## SUPPLIED RECORDS
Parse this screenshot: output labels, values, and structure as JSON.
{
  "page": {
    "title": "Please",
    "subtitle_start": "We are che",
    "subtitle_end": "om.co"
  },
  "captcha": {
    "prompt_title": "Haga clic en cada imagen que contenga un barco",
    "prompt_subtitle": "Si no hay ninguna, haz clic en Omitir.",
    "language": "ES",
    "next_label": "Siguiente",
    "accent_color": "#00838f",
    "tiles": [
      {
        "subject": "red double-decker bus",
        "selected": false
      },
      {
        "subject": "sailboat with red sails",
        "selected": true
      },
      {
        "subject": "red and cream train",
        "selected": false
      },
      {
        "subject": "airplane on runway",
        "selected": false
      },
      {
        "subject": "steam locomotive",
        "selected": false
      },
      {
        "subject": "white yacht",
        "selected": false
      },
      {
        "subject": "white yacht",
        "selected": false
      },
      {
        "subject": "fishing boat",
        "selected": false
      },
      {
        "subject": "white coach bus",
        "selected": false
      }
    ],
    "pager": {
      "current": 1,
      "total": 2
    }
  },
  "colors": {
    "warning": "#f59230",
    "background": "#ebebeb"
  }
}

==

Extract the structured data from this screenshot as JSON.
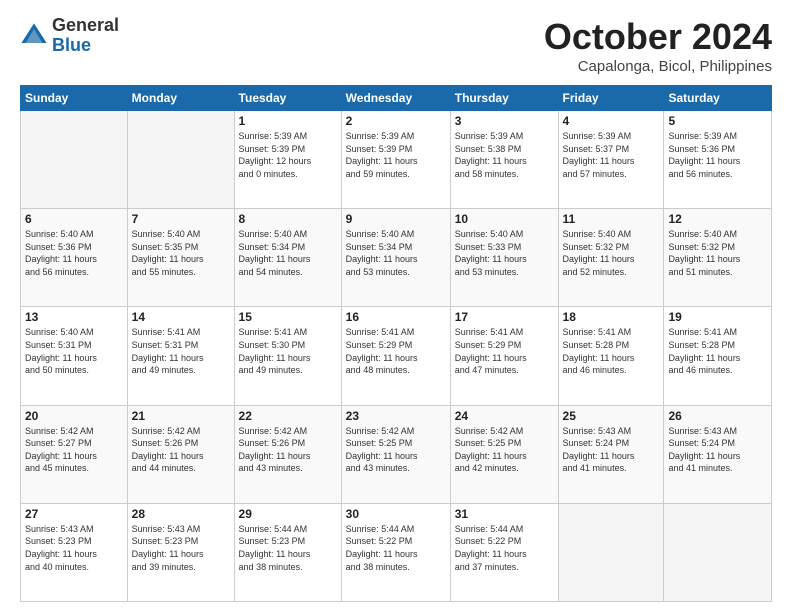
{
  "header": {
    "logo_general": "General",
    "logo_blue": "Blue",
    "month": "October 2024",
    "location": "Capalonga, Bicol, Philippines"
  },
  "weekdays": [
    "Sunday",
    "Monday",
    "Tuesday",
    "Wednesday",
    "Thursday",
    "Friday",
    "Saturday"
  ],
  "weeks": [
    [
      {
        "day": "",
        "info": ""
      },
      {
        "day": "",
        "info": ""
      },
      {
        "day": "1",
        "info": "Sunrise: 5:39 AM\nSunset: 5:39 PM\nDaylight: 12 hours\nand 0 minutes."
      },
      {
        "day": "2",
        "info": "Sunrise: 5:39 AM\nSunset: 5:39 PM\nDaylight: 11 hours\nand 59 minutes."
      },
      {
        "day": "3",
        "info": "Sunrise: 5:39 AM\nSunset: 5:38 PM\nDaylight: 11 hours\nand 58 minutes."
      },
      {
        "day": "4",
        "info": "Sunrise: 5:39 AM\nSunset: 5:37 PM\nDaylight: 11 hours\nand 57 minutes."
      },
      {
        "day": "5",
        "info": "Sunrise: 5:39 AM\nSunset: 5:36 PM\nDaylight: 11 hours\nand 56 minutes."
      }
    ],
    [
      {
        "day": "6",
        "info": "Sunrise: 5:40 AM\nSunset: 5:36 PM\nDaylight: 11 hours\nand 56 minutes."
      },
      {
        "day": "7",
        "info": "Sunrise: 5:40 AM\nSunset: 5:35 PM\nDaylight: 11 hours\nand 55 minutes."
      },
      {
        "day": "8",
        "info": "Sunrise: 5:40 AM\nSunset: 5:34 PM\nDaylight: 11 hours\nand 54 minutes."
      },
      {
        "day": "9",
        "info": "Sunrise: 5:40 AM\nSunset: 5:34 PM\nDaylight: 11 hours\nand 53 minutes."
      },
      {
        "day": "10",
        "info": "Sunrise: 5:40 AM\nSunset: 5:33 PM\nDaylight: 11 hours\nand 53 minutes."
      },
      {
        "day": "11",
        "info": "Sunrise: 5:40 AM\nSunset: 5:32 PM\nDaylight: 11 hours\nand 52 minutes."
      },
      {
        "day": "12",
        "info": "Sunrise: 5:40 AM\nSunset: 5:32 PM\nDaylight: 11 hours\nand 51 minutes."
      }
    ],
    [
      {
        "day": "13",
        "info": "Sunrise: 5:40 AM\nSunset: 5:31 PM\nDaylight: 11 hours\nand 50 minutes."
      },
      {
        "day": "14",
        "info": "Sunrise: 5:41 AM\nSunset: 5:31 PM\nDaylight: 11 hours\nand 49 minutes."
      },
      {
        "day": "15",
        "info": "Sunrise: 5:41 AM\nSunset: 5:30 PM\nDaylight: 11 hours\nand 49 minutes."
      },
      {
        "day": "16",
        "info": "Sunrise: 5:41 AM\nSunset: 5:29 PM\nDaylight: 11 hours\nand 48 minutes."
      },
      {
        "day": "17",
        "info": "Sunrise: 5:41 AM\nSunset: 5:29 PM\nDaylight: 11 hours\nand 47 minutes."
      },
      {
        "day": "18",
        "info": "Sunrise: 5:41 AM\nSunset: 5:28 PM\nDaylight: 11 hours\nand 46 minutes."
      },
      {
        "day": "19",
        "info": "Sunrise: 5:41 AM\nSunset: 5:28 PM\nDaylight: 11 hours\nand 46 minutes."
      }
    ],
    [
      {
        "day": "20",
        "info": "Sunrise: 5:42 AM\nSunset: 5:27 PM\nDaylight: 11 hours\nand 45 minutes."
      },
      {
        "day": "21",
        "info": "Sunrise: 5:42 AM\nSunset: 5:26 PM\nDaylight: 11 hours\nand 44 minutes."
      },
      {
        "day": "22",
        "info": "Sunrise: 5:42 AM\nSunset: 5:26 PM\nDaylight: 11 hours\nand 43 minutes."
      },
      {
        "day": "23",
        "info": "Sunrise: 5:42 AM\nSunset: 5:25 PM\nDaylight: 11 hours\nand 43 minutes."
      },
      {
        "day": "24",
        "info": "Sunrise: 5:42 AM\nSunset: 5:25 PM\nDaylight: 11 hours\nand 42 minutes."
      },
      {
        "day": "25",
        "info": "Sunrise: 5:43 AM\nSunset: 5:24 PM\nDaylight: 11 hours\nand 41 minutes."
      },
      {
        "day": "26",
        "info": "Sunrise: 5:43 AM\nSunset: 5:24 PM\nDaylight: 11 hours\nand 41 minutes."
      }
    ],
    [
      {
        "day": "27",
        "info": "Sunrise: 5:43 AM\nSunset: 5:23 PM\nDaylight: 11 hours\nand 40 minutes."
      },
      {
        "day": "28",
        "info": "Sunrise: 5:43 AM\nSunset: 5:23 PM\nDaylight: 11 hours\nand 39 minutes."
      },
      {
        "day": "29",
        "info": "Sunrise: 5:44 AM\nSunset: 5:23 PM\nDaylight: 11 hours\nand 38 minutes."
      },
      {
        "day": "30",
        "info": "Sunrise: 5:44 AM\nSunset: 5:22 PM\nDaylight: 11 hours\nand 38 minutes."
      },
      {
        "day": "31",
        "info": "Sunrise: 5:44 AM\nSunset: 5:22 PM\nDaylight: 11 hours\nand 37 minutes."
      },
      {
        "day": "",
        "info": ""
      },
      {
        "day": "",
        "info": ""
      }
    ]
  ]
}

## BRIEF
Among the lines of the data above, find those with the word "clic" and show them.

## ANSWER FOR THIS EXERCISE
    "prompt_title": "Haga clic en cada imagen que contenga un barco",
    "prompt_subtitle": "Si no hay ninguna, haz clic en Omitir.",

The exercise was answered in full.